   e.  Then it can reconstruct the link between S1 and S2, using the
       prefix N1.  The topology within Area 1 can then be reconstructed

   Iterating the above process continuously, the IP SDN controller can
   retrieve a detailed topology that spans multiple areas.

Appendix B.  Special Considerations on Inter-Area Topology Retrieval

   The above topology retrieval process can be applied in the case where
   each point-to-point or multi-access link between connecting routers is
   assigned a unique prefix.  However, there are some situations where
   this heuristic cannot be applied.  Specifically, the cases where the
   link is unnumbered or the prefix corresponding to the link is an
   anycast prefix.

   The Appendix A heuristic to rebuild the topology can normally be used
   if all links are numbered.  For anycast prefixes, if it corresponds
   to the loopback interface and has a host prefix length, i.e., 32 for
   IPv4 prefixes and 128 for IPv6 prefixes, Appendix A can also apply. applied
   since these anycast prefixes are not required to reconstruct the

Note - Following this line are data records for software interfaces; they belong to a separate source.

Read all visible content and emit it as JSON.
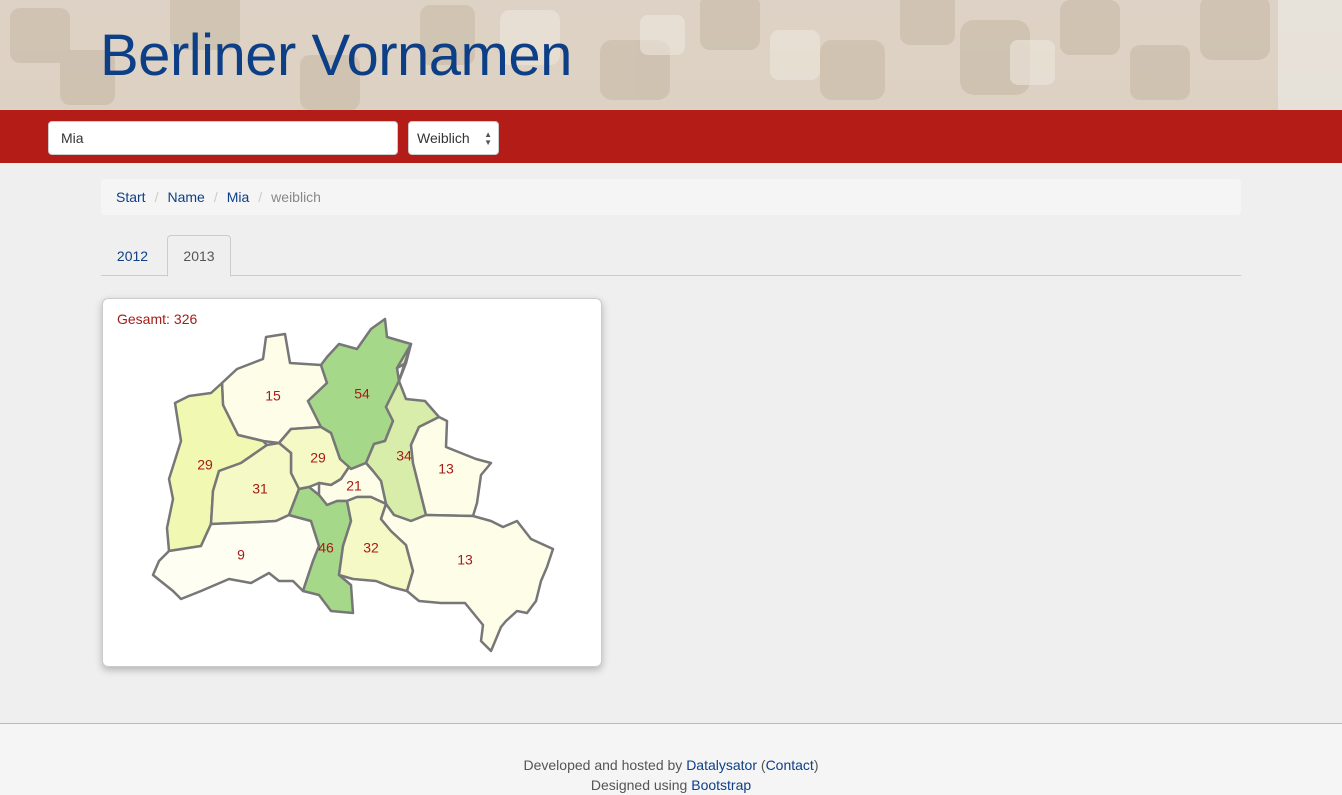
{
  "header": {
    "title": "Berliner Vornamen"
  },
  "search": {
    "value": "Mia"
  },
  "gender_select": {
    "selected": "Weiblich"
  },
  "breadcrumb": {
    "items": [
      "Start",
      "Name",
      "Mia"
    ],
    "active": "weiblich"
  },
  "tabs": [
    {
      "label": "2012",
      "active": false
    },
    {
      "label": "2013",
      "active": true
    }
  ],
  "map": {
    "total_label": "Gesamt:",
    "total_value": "326",
    "districts": [
      {
        "value": "15",
        "color": "#fdfde8"
      },
      {
        "value": "54",
        "color": "#a6d88a"
      },
      {
        "value": "29",
        "color": "#f1f8b2"
      },
      {
        "value": "29",
        "color": "#f5f9c6"
      },
      {
        "value": "34",
        "color": "#d8edaa"
      },
      {
        "value": "13",
        "color": "#fdfde8"
      },
      {
        "value": "31",
        "color": "#f5f9c6"
      },
      {
        "value": "21",
        "color": "#fdfde8"
      },
      {
        "value": "9",
        "color": "#fefef2"
      },
      {
        "value": "46",
        "color": "#a6d88a"
      },
      {
        "value": "32",
        "color": "#f5f9c6"
      },
      {
        "value": "13",
        "color": "#fdfde8"
      }
    ]
  },
  "footer": {
    "line1_prefix": "Developed and hosted by",
    "line1_link": "Datalysator",
    "line1_contact": "Contact",
    "line2_prefix": "Designed using",
    "line2_link": "Bootstrap"
  },
  "colors": {
    "brand_red": "#b41c17",
    "title_blue": "#0d3f86",
    "label_red": "#a51c18"
  }
}
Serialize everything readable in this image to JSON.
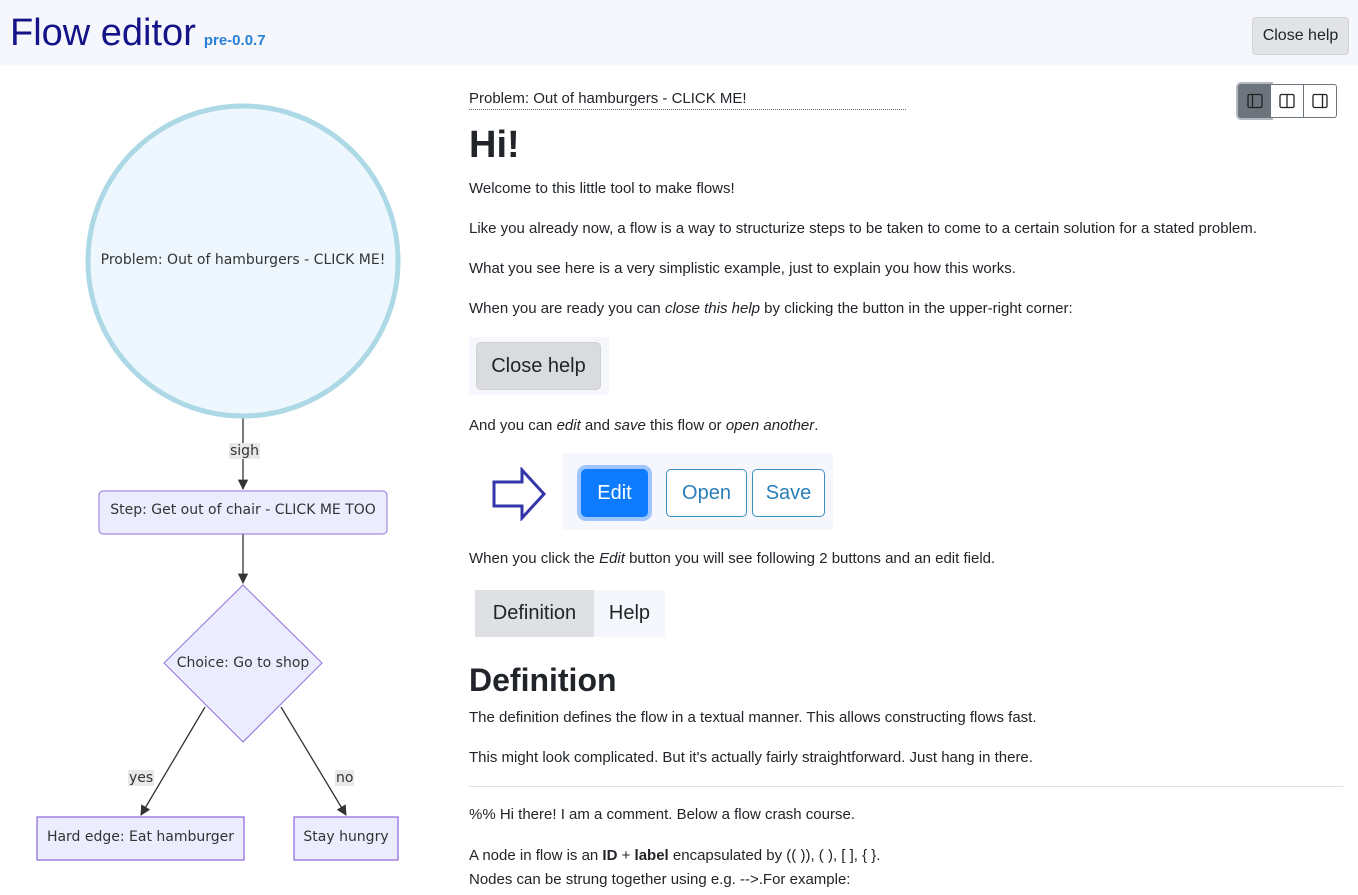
{
  "header": {
    "title": "Flow editor",
    "version": "pre-0.0.7",
    "close_help": "Close help"
  },
  "diagram": {
    "nodes": {
      "problem": "Problem: Out of hamburgers - CLICK ME!",
      "step": "Step: Get out of chair - CLICK ME TOO",
      "choice": "Choice: Go to shop",
      "hard_edge": "Hard edge: Eat hamburger",
      "stay": "Stay hungry"
    },
    "edges": {
      "sigh": "sigh",
      "yes": "yes",
      "no": "no"
    }
  },
  "content": {
    "breadcrumb": "Problem: Out of hamburgers - CLICK ME!",
    "heading": "Hi!",
    "p1": "Welcome to this little tool to make flows!",
    "p2": "Like you already now, a flow is a way to structurize steps to be taken to come to a certain solution for a stated problem.",
    "p3": "What you see here is a very simplistic example, just to explain you how this works.",
    "p4_a": "When you are ready you can ",
    "p4_em": "close this help",
    "p4_b": " by clicking the button in the upper-right corner:",
    "close_help_demo": "Close help",
    "p5_a": "And you can ",
    "p5_em1": "edit",
    "p5_b": " and ",
    "p5_em2": "save",
    "p5_c": " this flow or ",
    "p5_em3": "open another",
    "p5_d": ".",
    "edit": "Edit",
    "open": "Open",
    "save": "Save",
    "p6_a": "When you click the ",
    "p6_em": "Edit",
    "p6_b": " button you will see following 2 buttons and an edit field.",
    "tab_definition": "Definition",
    "tab_help": "Help",
    "definition_heading": "Definition",
    "p7": "The definition defines the flow in a textual manner. This allows constructing flows fast.",
    "p8": "This might look complicated. But it's actually fairly straightforward. Just hang in there.",
    "comment": "%% Hi there! I am a comment. Below a flow crash course.",
    "p9_a": "A node in flow is an ",
    "p9_b1": "ID",
    "p9_plus": " + ",
    "p9_b2": "label",
    "p9_c": " encapsulated by (( )), ( ), [ ], { }.",
    "p10": "Nodes can be strung together using e.g. -->.For example:"
  },
  "colors": {
    "title": "#141488",
    "version": "#2a7fd6",
    "primary": "#0d7bfd",
    "outline": "#2a7fb8",
    "node_fill": "#ececff",
    "node_stroke": "#9370db",
    "circle_fill": "#eef7fd",
    "circle_stroke": "#add8e6",
    "arrow": "#333333",
    "arrow_icon": "#3236a8"
  }
}
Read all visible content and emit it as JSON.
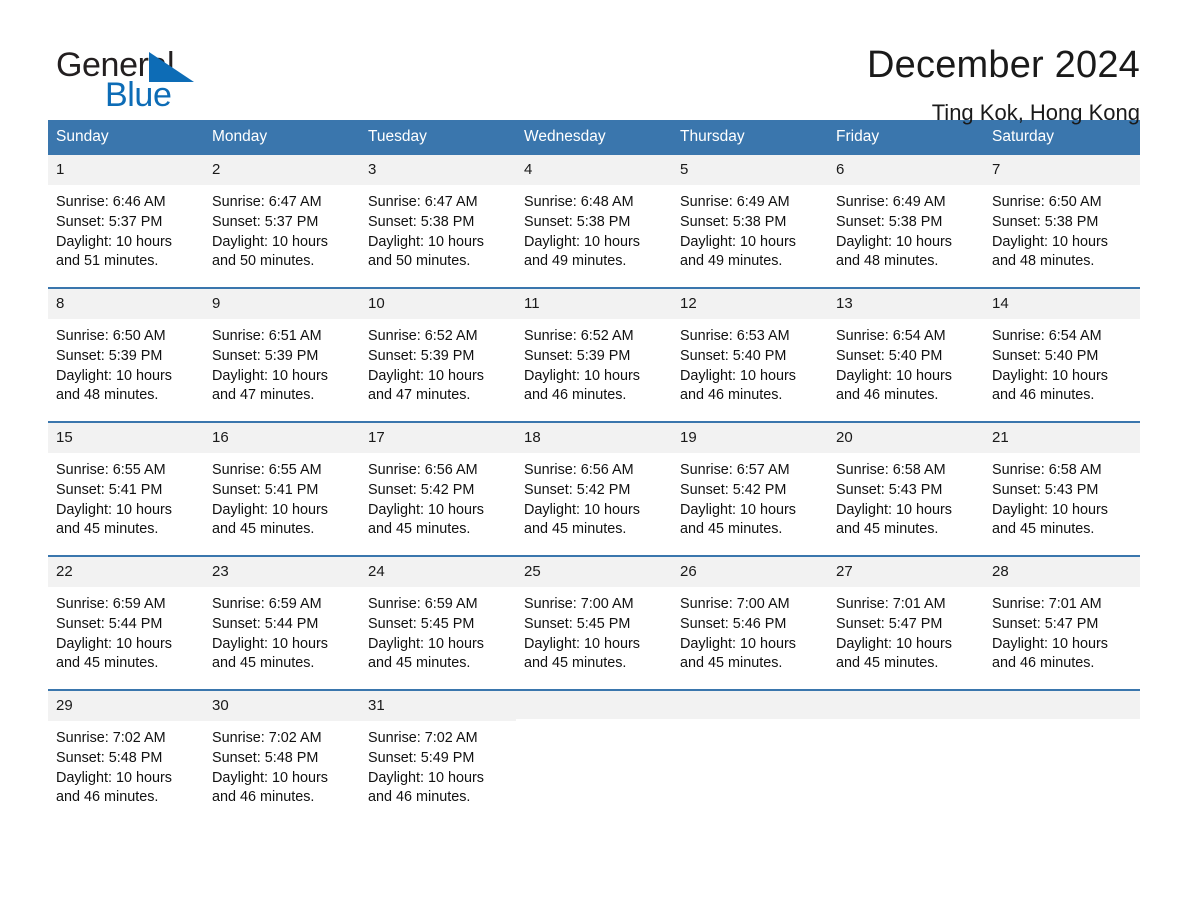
{
  "brand": {
    "word_one": "General",
    "word_two": "Blue",
    "mark_icon": "triangle-flag-icon"
  },
  "header": {
    "title": "December 2024",
    "subtitle": "Ting Kok, Hong Kong"
  },
  "colors": {
    "header_blue": "#3a76ad",
    "brand_blue": "#0d6cb6",
    "day_band": "#f2f2f2",
    "text": "#1a1a1a"
  },
  "calendar": {
    "weekdays": [
      "Sunday",
      "Monday",
      "Tuesday",
      "Wednesday",
      "Thursday",
      "Friday",
      "Saturday"
    ],
    "weeks": [
      [
        {
          "day": "1",
          "sunrise": "Sunrise: 6:46 AM",
          "sunset": "Sunset: 5:37 PM",
          "daylight_1": "Daylight: 10 hours",
          "daylight_2": "and 51 minutes."
        },
        {
          "day": "2",
          "sunrise": "Sunrise: 6:47 AM",
          "sunset": "Sunset: 5:37 PM",
          "daylight_1": "Daylight: 10 hours",
          "daylight_2": "and 50 minutes."
        },
        {
          "day": "3",
          "sunrise": "Sunrise: 6:47 AM",
          "sunset": "Sunset: 5:38 PM",
          "daylight_1": "Daylight: 10 hours",
          "daylight_2": "and 50 minutes."
        },
        {
          "day": "4",
          "sunrise": "Sunrise: 6:48 AM",
          "sunset": "Sunset: 5:38 PM",
          "daylight_1": "Daylight: 10 hours",
          "daylight_2": "and 49 minutes."
        },
        {
          "day": "5",
          "sunrise": "Sunrise: 6:49 AM",
          "sunset": "Sunset: 5:38 PM",
          "daylight_1": "Daylight: 10 hours",
          "daylight_2": "and 49 minutes."
        },
        {
          "day": "6",
          "sunrise": "Sunrise: 6:49 AM",
          "sunset": "Sunset: 5:38 PM",
          "daylight_1": "Daylight: 10 hours",
          "daylight_2": "and 48 minutes."
        },
        {
          "day": "7",
          "sunrise": "Sunrise: 6:50 AM",
          "sunset": "Sunset: 5:38 PM",
          "daylight_1": "Daylight: 10 hours",
          "daylight_2": "and 48 minutes."
        }
      ],
      [
        {
          "day": "8",
          "sunrise": "Sunrise: 6:50 AM",
          "sunset": "Sunset: 5:39 PM",
          "daylight_1": "Daylight: 10 hours",
          "daylight_2": "and 48 minutes."
        },
        {
          "day": "9",
          "sunrise": "Sunrise: 6:51 AM",
          "sunset": "Sunset: 5:39 PM",
          "daylight_1": "Daylight: 10 hours",
          "daylight_2": "and 47 minutes."
        },
        {
          "day": "10",
          "sunrise": "Sunrise: 6:52 AM",
          "sunset": "Sunset: 5:39 PM",
          "daylight_1": "Daylight: 10 hours",
          "daylight_2": "and 47 minutes."
        },
        {
          "day": "11",
          "sunrise": "Sunrise: 6:52 AM",
          "sunset": "Sunset: 5:39 PM",
          "daylight_1": "Daylight: 10 hours",
          "daylight_2": "and 46 minutes."
        },
        {
          "day": "12",
          "sunrise": "Sunrise: 6:53 AM",
          "sunset": "Sunset: 5:40 PM",
          "daylight_1": "Daylight: 10 hours",
          "daylight_2": "and 46 minutes."
        },
        {
          "day": "13",
          "sunrise": "Sunrise: 6:54 AM",
          "sunset": "Sunset: 5:40 PM",
          "daylight_1": "Daylight: 10 hours",
          "daylight_2": "and 46 minutes."
        },
        {
          "day": "14",
          "sunrise": "Sunrise: 6:54 AM",
          "sunset": "Sunset: 5:40 PM",
          "daylight_1": "Daylight: 10 hours",
          "daylight_2": "and 46 minutes."
        }
      ],
      [
        {
          "day": "15",
          "sunrise": "Sunrise: 6:55 AM",
          "sunset": "Sunset: 5:41 PM",
          "daylight_1": "Daylight: 10 hours",
          "daylight_2": "and 45 minutes."
        },
        {
          "day": "16",
          "sunrise": "Sunrise: 6:55 AM",
          "sunset": "Sunset: 5:41 PM",
          "daylight_1": "Daylight: 10 hours",
          "daylight_2": "and 45 minutes."
        },
        {
          "day": "17",
          "sunrise": "Sunrise: 6:56 AM",
          "sunset": "Sunset: 5:42 PM",
          "daylight_1": "Daylight: 10 hours",
          "daylight_2": "and 45 minutes."
        },
        {
          "day": "18",
          "sunrise": "Sunrise: 6:56 AM",
          "sunset": "Sunset: 5:42 PM",
          "daylight_1": "Daylight: 10 hours",
          "daylight_2": "and 45 minutes."
        },
        {
          "day": "19",
          "sunrise": "Sunrise: 6:57 AM",
          "sunset": "Sunset: 5:42 PM",
          "daylight_1": "Daylight: 10 hours",
          "daylight_2": "and 45 minutes."
        },
        {
          "day": "20",
          "sunrise": "Sunrise: 6:58 AM",
          "sunset": "Sunset: 5:43 PM",
          "daylight_1": "Daylight: 10 hours",
          "daylight_2": "and 45 minutes."
        },
        {
          "day": "21",
          "sunrise": "Sunrise: 6:58 AM",
          "sunset": "Sunset: 5:43 PM",
          "daylight_1": "Daylight: 10 hours",
          "daylight_2": "and 45 minutes."
        }
      ],
      [
        {
          "day": "22",
          "sunrise": "Sunrise: 6:59 AM",
          "sunset": "Sunset: 5:44 PM",
          "daylight_1": "Daylight: 10 hours",
          "daylight_2": "and 45 minutes."
        },
        {
          "day": "23",
          "sunrise": "Sunrise: 6:59 AM",
          "sunset": "Sunset: 5:44 PM",
          "daylight_1": "Daylight: 10 hours",
          "daylight_2": "and 45 minutes."
        },
        {
          "day": "24",
          "sunrise": "Sunrise: 6:59 AM",
          "sunset": "Sunset: 5:45 PM",
          "daylight_1": "Daylight: 10 hours",
          "daylight_2": "and 45 minutes."
        },
        {
          "day": "25",
          "sunrise": "Sunrise: 7:00 AM",
          "sunset": "Sunset: 5:45 PM",
          "daylight_1": "Daylight: 10 hours",
          "daylight_2": "and 45 minutes."
        },
        {
          "day": "26",
          "sunrise": "Sunrise: 7:00 AM",
          "sunset": "Sunset: 5:46 PM",
          "daylight_1": "Daylight: 10 hours",
          "daylight_2": "and 45 minutes."
        },
        {
          "day": "27",
          "sunrise": "Sunrise: 7:01 AM",
          "sunset": "Sunset: 5:47 PM",
          "daylight_1": "Daylight: 10 hours",
          "daylight_2": "and 45 minutes."
        },
        {
          "day": "28",
          "sunrise": "Sunrise: 7:01 AM",
          "sunset": "Sunset: 5:47 PM",
          "daylight_1": "Daylight: 10 hours",
          "daylight_2": "and 46 minutes."
        }
      ],
      [
        {
          "day": "29",
          "sunrise": "Sunrise: 7:02 AM",
          "sunset": "Sunset: 5:48 PM",
          "daylight_1": "Daylight: 10 hours",
          "daylight_2": "and 46 minutes."
        },
        {
          "day": "30",
          "sunrise": "Sunrise: 7:02 AM",
          "sunset": "Sunset: 5:48 PM",
          "daylight_1": "Daylight: 10 hours",
          "daylight_2": "and 46 minutes."
        },
        {
          "day": "31",
          "sunrise": "Sunrise: 7:02 AM",
          "sunset": "Sunset: 5:49 PM",
          "daylight_1": "Daylight: 10 hours",
          "daylight_2": "and 46 minutes."
        },
        {
          "day": "",
          "sunrise": "",
          "sunset": "",
          "daylight_1": "",
          "daylight_2": ""
        },
        {
          "day": "",
          "sunrise": "",
          "sunset": "",
          "daylight_1": "",
          "daylight_2": ""
        },
        {
          "day": "",
          "sunrise": "",
          "sunset": "",
          "daylight_1": "",
          "daylight_2": ""
        },
        {
          "day": "",
          "sunrise": "",
          "sunset": "",
          "daylight_1": "",
          "daylight_2": ""
        }
      ]
    ]
  }
}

Authors' Addresses

   Aijun Wang
   China Telecom
   Beiqijia Town, Changping District
   Beijing  102209


   Acee Lindem
   Cisco Systems
   301 Midenhall Way
   Cary, NC  27513

   Jie Dong
   Huawei Technologies


   Peter Psenak
   Cisco Systems
   Pribinova Street 10
   Bratislava, Eurovea Centre, Central 3  81109


   Ketan Talaulikar
   Cisco Systems
   S.No. 154/6, Phase I, Hinjawadi
   Pune  411 057